The strategy unit published its report "Waste not, Want not" in November last year. It looked at how England can tackle its growing waste problem and how to meet EU Landfill Directive targets, which require big cuts in the amount of biodegradable municipal waste sent to landfill. Waste in the UK continues to rise at 3 per cent. per year—faster than GDP and faster than in most other nations. If we carry on as we are the waste mountain will double by 2020, adding £1.6 billion per year to waste disposal costs.
The strategy unit has made a wide range of recommendations to address waste, ranging from how we can generate less waste, through to the safest, most sustainable way to manage it if we cannot avoid producing it. They have been very clear that we urgently need to take further steps to tackle the waste challenge and the Government fully endorse that message.

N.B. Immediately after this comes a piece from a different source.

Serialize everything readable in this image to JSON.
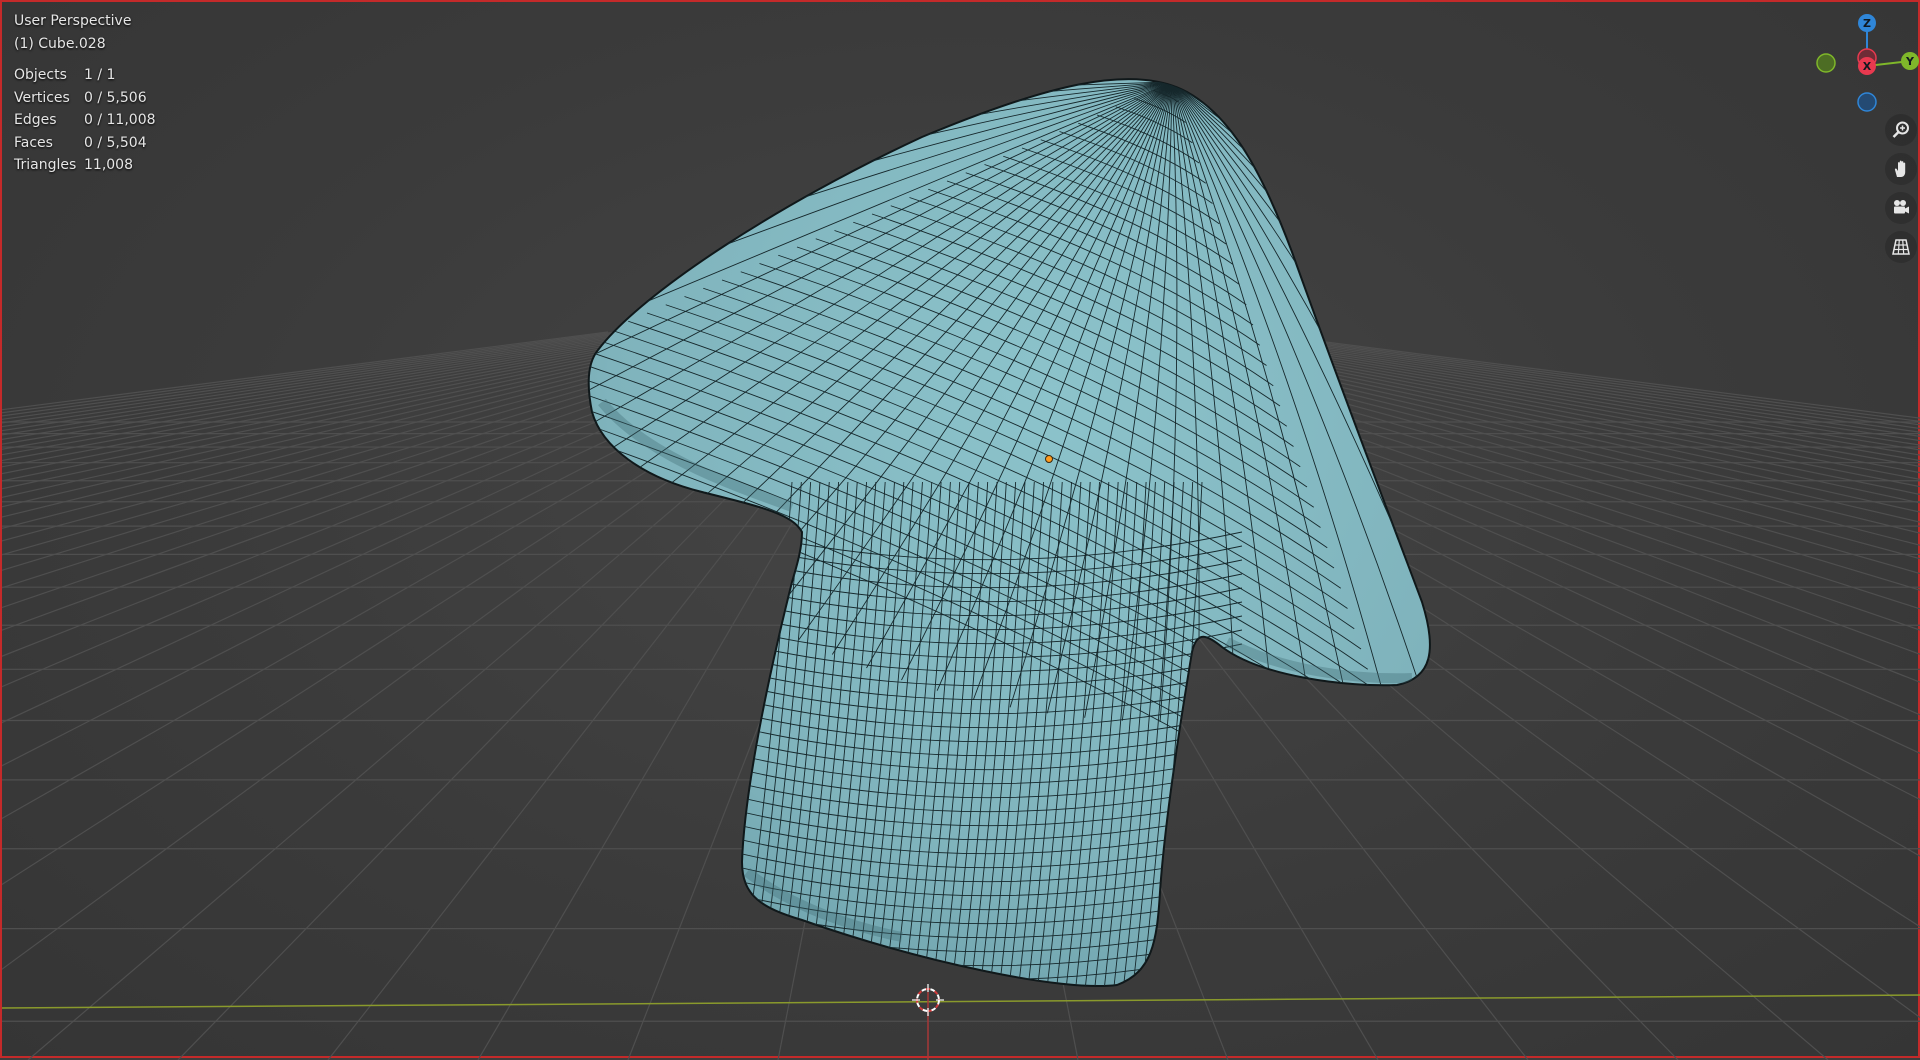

The Government welcome the strategy unit report and today I am publishing our response to it. We accept the majority of the recommendations and support the direction or intent of many of the others.
We have already acted in the following key areas:
Landfill Tax will be increased by £3 per tonne in 2005–06 and by at least £3 per tonne in the years thereafter, on the way to a medium to long term rate of £35 per tonne. This will be the foundation for the economic framework the strategy unit recommended;
the Landfill Tax Credit Scheme has been reformed and a proportion of the funding—£84/92/92m—will be redirected to a new sustainable waste management programme in England in 2003–04, 2004–05 and 2005–06;
the Sustainable Waste Management Programme will concentrate on improving waste minimisation, recycling and composting, and researching new technologies for dealing with those wastes which are not readily reduced, reused or recycled. The programme will assist local authorities to increase doorstep collection of recyclable materials such as paper, garden waste, glass and cans, and encourage increased home composting and the use of reusable nappies;
a new Delivery Team and Steering Group is being established in Defra to drive forward implementation of the Government's response to the strategy unit report and new programmes of work in Defra, WRAP and the Environment Agency;
Local authority funding of £90m each year for 2004–05 and 2005–06 has been provided for the waste minimisation and recycling fund or its successor performance reward fund.
The paper published today sets out the Government's detailed response to each of the strategy unit's recommendations. It also includes a table which indicates follow-up action, who has lead responsibility and the timetable.
The Government recognise the need to work closely and collaboratively with the range of bodies engaged in waste management. In particular, the Environment Agency—as Government's key regulator of waste and with its extensive network of operators on the ground—will have a major contribution to make to some of the new programmes of work, and the Local Government Association will have a vital role to play in advising on the programmes aimed at driving up local government performance on waste. The waste industry and the voluntary sector also have an important role to play in our changing approach.
We have challenging recycling and composting targets to meet in the near future. I believe our response today to this strategy unit report takes us closer to a more sustainable future for waste management. But achieving this requires us all, as householders, to play our part in reducing waste and increasing reuse, recycling and composting.
The Government recognise that long term progress in sustainable waste management will require a refocus in thinking from seeing waste as a problem to the good management of resources so that waste is avoided altogether. There are strong links between the work recommended by the strategy unit and that being carried out in the development of the sustainable Consumption and Production Strategy which I am planning to publish later this year.
Copies of the Government response have been lodged in both Libraries of the House.